Task directions: From the records below, return every line containing the word "name".

Given data:

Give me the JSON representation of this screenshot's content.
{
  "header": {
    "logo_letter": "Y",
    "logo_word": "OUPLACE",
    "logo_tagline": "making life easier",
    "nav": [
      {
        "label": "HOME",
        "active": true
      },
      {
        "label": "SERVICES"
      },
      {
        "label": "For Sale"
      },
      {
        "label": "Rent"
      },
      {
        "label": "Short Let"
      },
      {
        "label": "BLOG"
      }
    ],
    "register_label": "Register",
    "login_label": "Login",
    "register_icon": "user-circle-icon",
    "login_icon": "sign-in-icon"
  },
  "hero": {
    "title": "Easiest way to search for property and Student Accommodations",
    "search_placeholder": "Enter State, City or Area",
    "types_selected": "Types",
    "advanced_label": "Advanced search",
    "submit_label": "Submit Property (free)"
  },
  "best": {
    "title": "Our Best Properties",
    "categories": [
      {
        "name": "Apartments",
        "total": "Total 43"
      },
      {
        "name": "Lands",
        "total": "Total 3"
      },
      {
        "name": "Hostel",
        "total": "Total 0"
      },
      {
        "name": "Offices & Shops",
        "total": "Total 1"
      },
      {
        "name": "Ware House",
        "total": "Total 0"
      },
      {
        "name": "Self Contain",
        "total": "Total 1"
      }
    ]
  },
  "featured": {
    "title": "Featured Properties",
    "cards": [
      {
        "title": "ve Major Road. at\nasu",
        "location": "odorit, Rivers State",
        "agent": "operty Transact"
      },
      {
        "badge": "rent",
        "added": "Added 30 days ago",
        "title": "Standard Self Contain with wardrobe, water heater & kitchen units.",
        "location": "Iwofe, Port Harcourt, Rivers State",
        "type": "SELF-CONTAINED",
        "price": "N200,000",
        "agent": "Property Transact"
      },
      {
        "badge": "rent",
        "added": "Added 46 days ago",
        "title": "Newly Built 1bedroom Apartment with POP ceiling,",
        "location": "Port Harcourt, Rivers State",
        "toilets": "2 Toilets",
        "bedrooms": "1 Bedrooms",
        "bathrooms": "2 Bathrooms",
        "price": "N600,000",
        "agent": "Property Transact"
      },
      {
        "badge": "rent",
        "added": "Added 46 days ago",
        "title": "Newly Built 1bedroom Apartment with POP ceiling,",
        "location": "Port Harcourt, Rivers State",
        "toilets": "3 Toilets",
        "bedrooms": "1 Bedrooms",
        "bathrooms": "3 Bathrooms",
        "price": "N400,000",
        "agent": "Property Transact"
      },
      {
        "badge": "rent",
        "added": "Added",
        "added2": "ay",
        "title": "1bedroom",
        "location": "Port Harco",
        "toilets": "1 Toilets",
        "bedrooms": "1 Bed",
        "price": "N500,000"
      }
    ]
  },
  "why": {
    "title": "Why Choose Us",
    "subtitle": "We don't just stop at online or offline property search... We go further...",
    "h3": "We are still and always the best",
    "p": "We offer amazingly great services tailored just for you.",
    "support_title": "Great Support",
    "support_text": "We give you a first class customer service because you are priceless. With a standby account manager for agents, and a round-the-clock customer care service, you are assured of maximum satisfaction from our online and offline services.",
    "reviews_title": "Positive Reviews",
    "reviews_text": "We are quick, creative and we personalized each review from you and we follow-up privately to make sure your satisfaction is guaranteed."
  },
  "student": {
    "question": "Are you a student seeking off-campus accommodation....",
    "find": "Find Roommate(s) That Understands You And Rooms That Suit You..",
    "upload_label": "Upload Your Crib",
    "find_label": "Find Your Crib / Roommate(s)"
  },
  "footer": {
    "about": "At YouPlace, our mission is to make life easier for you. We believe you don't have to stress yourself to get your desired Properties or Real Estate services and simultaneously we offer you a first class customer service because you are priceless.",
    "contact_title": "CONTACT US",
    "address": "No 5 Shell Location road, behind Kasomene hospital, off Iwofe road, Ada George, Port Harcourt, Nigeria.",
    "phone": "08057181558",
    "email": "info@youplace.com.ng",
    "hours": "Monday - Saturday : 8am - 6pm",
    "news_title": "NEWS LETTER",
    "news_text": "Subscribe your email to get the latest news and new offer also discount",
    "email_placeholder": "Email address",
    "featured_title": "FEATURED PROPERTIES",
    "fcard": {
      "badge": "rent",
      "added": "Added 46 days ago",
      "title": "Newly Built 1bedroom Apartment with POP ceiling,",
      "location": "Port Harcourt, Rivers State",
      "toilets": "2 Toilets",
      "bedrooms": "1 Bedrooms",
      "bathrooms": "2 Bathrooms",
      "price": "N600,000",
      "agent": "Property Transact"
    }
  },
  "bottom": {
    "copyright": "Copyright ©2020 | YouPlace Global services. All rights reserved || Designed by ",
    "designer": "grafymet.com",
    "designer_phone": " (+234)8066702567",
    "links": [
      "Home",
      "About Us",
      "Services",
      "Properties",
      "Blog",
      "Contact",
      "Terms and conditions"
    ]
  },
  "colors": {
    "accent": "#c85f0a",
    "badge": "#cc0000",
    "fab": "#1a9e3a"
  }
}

Task answer:
        "name": "Apartments",
        "name": "Lands",
        "name": "Hostel",
        "name": "Offices & Shops",
        "name": "Ware House",
        "name": "Self Contain",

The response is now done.